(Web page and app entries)
***
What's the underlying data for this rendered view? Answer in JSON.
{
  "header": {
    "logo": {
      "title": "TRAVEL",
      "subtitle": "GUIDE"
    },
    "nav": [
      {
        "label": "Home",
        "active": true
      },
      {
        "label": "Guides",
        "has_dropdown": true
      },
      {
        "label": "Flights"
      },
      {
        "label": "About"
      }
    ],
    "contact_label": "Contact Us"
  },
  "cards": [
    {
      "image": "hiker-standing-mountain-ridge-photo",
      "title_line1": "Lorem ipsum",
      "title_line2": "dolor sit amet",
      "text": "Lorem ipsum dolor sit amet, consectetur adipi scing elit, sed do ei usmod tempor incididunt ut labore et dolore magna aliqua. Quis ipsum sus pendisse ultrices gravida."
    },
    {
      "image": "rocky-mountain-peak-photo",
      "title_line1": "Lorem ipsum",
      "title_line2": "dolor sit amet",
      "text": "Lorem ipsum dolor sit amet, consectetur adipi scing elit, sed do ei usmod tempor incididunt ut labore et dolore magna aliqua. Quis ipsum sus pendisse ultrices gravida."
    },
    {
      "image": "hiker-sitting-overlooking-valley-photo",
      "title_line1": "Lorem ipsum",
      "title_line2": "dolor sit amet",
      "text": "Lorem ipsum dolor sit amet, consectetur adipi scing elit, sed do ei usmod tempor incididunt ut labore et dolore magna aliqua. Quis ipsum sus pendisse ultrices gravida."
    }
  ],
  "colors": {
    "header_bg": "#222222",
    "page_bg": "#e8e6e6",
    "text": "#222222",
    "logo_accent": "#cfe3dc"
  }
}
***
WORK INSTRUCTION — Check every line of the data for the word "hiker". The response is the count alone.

TASK RESULT — 2